North Korea’s main nuclear envoy said Tuesday that his country won’t give up its nuclear weapons until an alleged American nuclear threat against the communist country is eliminated.
Chinese paramilitary officers march past portraits of North Korean leader Kim Jong Il, top right, and his late father Kim Il Sung outside the North Korean embassy in Beijing, China, on Monday.Ng Han Guan / AP
/ Source: The Associated Press

North Korea’s main nuclear envoy said Tuesday that his country won’t give up its nuclear weapons until an alleged U.S. nuclear threat against the communist nation is eliminated, the first public comments from the North after eight days of six-party negotiations.

Vice Foreign Minister Kim Kye Gwan said “differences in opinions” remained between the North and the United States.

“Our decision is to give up nuclear weapons and programs related to nuclear weapons if the United States removes its nuclear threat against us and when trust is built,” Kim said outside the North Korean Embassy in Beijing.

The North has alleged the United States has nuclear weapons in South Korea, a claim both Seoul and Washington deny. However, the North could also be referring to other American forces across the region, where U.S. forces have maintained a strong presence since the end of World War II.

Despite the disagreements, Kim said the North still looked to “narrow these differences as much as we can to present results.”

Struggling for consensus
Top envoys from all six countries on Tuesday discussed a draft of a proposed statement of principles as they struggled with North Korea’s demands for what it should receive if it disarms.

As a result of the latest meeting, China proposed a new draft “that reflects a balance” of what was discussed, South Korean Deputy Foreign Minister Song Min-soon said Tuesday evening. He said meetings would continue Wednesday on the proposal.

Delegates at the talks expressed frustration over the lack of progress earlier Tuesday before heading into the first meeting of all head delegates since Saturday.

Japanese Foreign Minister Nobutaka Machimura told reporters in Tokyo that the talks would “take more time.”

“I can’t say discussions on the wording of the agreement are going smoothly,” Machimura said. “North Korea continues to deny that it has a uranium enrichment program.”

U.S. envoy: 'I don’t know where we go with this'
U.S. officials said in late 2002 that the North admitted to violating a 1994 deal by embarking on a secret uranium enrichment program, sparking the latest nuclear standoff.

“I don’t know where we go with this,” the chief U.S. delegate, Assistant Secretary of State Christopher Hill, said before Tuesday’s meetings.

His South Korean counterpart, Song Min-soon, added: “In the current situation, we are almost running out of wisdom.”

Unlike previous negotiations where the sides failed to agree on a joint statement, delegates this time have set no deadline for the talks and appeared determined to work out a declaration.

No details of any drafts have been released, but reports have said it would mention energy aid and a security guarantee for Pyongyang and eventually normalized political relations with Washington.

“We’ll stay here as long as we feel we’re making progress,” Hill said late Monday. “If we’re not making progress, we’re not going to stay.”

Analysts: Too soon to tell
Despite delegates’ pessimistic tone, analysts cautioned it was too soon to talk about deadlock.

“North Korea has a tendency to use brinkmanship in the last stage to get maximum concessions,” said Ko Yu-hwan, professor of North Korean studies at South Korea’s Dongguk University. “The pessimistic atmosphere or last-minute struggle can, in a way, be seen as a sign that we are close to getting results from the talks.”

In February, the North claimed it had nuclear weapons and has since has claimed it has taken steps that would allow it to harvest more plutonium for possible use in bombs.

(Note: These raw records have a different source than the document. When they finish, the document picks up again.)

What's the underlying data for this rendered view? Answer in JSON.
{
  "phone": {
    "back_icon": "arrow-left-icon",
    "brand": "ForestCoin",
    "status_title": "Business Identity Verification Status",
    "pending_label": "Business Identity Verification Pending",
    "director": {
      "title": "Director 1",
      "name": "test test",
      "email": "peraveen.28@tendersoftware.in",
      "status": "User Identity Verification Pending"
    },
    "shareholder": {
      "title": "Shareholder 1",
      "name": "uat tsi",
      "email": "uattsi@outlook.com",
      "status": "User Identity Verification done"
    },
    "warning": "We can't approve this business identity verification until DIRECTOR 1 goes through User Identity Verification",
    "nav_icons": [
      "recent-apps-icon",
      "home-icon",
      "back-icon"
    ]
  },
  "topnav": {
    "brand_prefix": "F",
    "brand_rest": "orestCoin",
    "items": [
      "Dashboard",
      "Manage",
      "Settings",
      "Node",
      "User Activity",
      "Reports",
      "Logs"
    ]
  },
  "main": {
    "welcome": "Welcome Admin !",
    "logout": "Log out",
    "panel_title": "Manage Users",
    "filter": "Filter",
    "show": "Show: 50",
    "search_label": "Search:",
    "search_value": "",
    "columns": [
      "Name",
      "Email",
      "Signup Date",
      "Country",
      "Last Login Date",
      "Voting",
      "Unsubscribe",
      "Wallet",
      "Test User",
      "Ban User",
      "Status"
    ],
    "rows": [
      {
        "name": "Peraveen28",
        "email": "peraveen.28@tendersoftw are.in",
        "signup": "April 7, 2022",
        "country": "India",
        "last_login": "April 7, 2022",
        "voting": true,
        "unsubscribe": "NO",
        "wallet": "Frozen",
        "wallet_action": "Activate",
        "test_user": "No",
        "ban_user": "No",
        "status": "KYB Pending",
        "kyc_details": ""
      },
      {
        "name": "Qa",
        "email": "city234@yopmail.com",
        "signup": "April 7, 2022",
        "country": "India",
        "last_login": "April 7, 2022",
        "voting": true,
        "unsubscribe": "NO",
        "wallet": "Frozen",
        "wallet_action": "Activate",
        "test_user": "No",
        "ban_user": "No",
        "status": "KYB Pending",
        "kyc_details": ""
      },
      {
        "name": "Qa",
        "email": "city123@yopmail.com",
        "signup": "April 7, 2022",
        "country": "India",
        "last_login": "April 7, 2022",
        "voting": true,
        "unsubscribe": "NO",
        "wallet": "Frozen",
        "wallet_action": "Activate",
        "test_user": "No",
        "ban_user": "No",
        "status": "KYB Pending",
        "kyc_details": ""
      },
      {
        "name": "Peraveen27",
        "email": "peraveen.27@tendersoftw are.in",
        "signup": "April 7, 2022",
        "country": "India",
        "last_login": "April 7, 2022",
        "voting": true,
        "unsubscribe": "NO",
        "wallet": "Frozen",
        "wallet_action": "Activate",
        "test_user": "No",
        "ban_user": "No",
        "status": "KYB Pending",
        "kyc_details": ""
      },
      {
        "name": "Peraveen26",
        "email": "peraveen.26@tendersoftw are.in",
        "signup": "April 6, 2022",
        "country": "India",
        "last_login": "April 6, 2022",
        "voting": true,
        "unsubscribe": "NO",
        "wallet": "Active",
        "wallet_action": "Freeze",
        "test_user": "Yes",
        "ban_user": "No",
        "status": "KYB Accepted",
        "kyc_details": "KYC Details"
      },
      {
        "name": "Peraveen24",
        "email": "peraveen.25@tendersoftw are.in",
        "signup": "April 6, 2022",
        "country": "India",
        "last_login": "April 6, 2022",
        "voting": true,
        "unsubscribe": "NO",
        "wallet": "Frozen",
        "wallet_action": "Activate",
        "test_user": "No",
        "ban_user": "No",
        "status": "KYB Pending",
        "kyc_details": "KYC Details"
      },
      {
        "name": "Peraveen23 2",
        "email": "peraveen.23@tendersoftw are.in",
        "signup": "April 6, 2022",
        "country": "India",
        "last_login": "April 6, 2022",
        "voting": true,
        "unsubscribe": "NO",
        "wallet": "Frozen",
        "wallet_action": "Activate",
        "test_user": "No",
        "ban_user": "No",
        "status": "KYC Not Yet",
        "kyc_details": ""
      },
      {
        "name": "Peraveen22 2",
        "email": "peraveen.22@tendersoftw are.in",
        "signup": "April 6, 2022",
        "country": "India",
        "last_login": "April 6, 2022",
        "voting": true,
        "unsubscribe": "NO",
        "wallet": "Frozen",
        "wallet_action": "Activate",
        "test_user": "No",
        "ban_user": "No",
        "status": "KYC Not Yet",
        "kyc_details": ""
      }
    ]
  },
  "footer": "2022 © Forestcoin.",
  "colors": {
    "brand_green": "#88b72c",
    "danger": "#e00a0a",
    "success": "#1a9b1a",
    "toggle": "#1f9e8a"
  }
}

Many experts believe the North already has enough weapons-grade material for about a half-dozen atomic weapons.